But when I opened up today’s New York Times, the lead article in the style section was about the rise of Justin Trudeau and Canada’s new cool. So quick were the editors to try to get ahead of this they included Gilda Radner and Andrea Martin in the list – both Americans, but hey, it’s cool. (the online edition of the story omitted their names from the list). I remember a CBC show in the mid-eighties called “The Canadian Conspiracy” showing all of the Canadians in the US entertainment industry and wondering was this a …co-incidence? Actually, a lot of Canadian comedians do come from Hamilton, Ontario, and I can be seen very briefly in a crowd scene filmed at McMaster University as I trudge through the snow (how Canadian!) on the way to class.
Anyway, it’s an absurd piece as you might expect.A bit like after years of stereotyping Soviet women as overweight lumpy style less creatures, the media suddenly discovered stunning, stylish beauties after “the Fall of Communism.” At least when Stephen Colbert called Canadians “moose-munching ice-holes” he was kidding :)
It took me a number of attempts to write this post. Every time I had an idea, I’d listen to another Bowie record and change my mind about what I wanted to say. That and besides my dog hurting his leg, and the other deaths this week, it’s just hard to write sometimes.

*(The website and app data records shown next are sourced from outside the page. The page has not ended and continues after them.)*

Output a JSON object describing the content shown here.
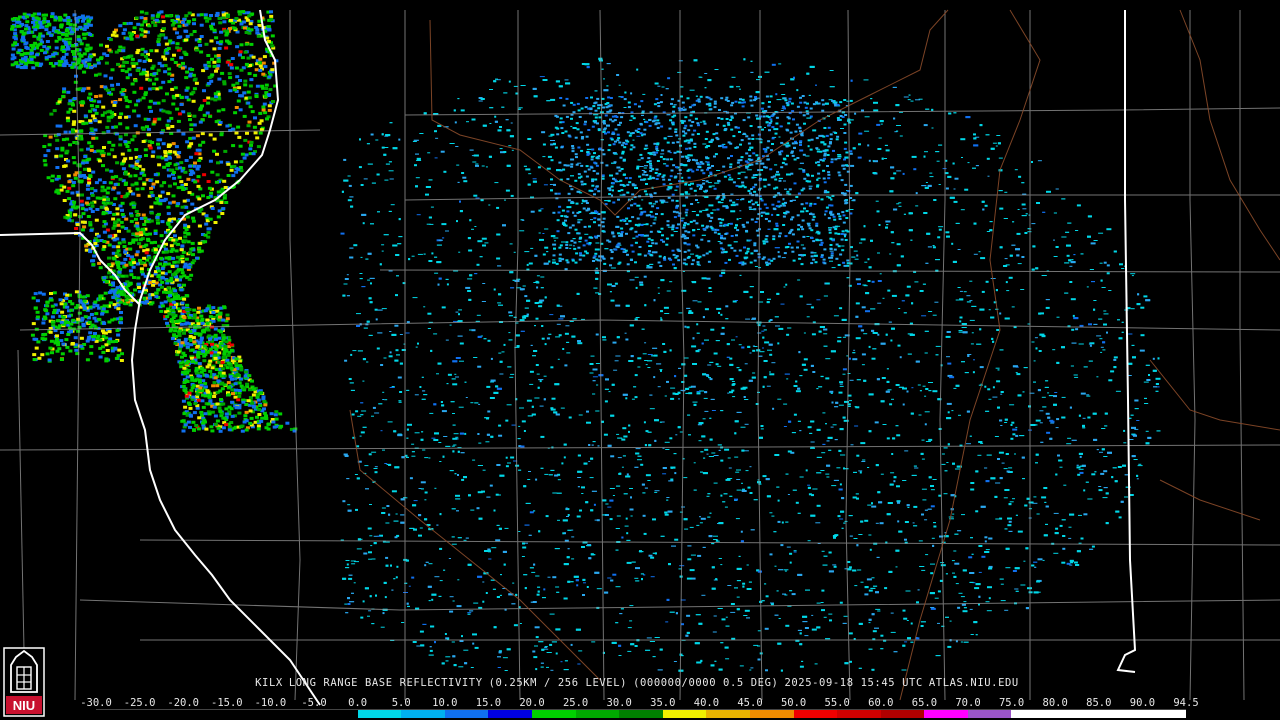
{
  "product": {
    "station": "KILX",
    "title": "LONG RANGE BASE REFLECTIVITY",
    "resolution": "(0.25KM / 256 LEVEL)",
    "volume": "(000000/0000 0.5 DEG)",
    "datetime": "2025-09-18 15:45 UTC",
    "site": "ATLAS.NIU.EDU"
  },
  "legend": {
    "ticks": [
      "-30.0",
      "-25.0",
      "-20.0",
      "-15.0",
      "-10.0",
      "-5.0",
      "0.0",
      "5.0",
      "10.0",
      "15.0",
      "20.0",
      "25.0",
      "30.0",
      "35.0",
      "40.0",
      "45.0",
      "50.0",
      "55.0",
      "60.0",
      "65.0",
      "70.0",
      "75.0",
      "80.0",
      "85.0",
      "90.0",
      "94.5"
    ],
    "colors": [
      "#000000",
      "#000000",
      "#000000",
      "#000000",
      "#000000",
      "#000000",
      "#00d8e8",
      "#00b0f0",
      "#1070f0",
      "#0000e0",
      "#00d000",
      "#00a800",
      "#008000",
      "#f0f000",
      "#e8b400",
      "#f08c00",
      "#f00000",
      "#d00000",
      "#b00000",
      "#ff00ff",
      "#9a55c8",
      "#ffffff",
      "#ffffff",
      "#ffffff",
      "#ffffff"
    ]
  },
  "logo": {
    "text": "NIU",
    "color": "#c8102e"
  },
  "colors": {
    "background": "#000000",
    "county_lines": "#9a9a9a",
    "state_lines": "#ffffff",
    "rivers": "#8a4b2a",
    "echo_light": "#00d8e8",
    "echo_mid": "#1070f0",
    "echo_strong": "#00d000",
    "echo_heavy": "#f0f000",
    "echo_intense": "#f00000"
  }
}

I didn’t really start to listen to Bowie until the end of what I consider his brilliant phase. If that doesn’t really make sense, let me explain. I grew up in England in the 1970s. Bowie was all over the radio – the singles. For me though, he always lurked in the background. Punk was my formative musical style, and Bowie always had a curious relationship to punk. He was never rejected in the way many of the “old guard” were, but he was never quite a part of it either. And then there were those remarks about Hitler being the first superstar which along with Eric Clapton’s ravings led to the Anti-Nazi League and Rock against Racism. So, he wasn’t the top of my list.
No, it wasn’t until I moved to Canada that I started to take note of Bowie in a serious way. A friend was heavily into Bowie and Dylan and that pulled me into that orbit as well. My favourite records? Ziggy Stardust, Hunky Dory and Heroes.
It’s often been fashionable to call Bowie a chameleon, someone who was always reinventing himself. There’s some truth in that. Bowie seldom sat still, and while some performers would have been content to rest on their laurels and churn out more of the same, Bowie kept moving,. Looking for new thins. It’s didn’t always work. His eighties work after Let’s Dance (which isn’t one of my favourites though it has its moments) went seriously off of the rails. But you have to admire the effort. And while the debate will rage on as to whether Bowie was helping or exploiting other musicians, there’s no denying that Lou Reed, Iggy Pop and Mot the Hoople all benefited from working with him.
It was a shock to hear the news last week. When Lemmy died it was also a shock because we all thought he would live forever; yet, at the same time, we were all amazed he lasted so long. Bowie was a total surprise. I haven’t listened to Blackstar yet. I will. I don’t know if I’ll like it, but I have no doubt I’ll respect it. And that’s a good thing.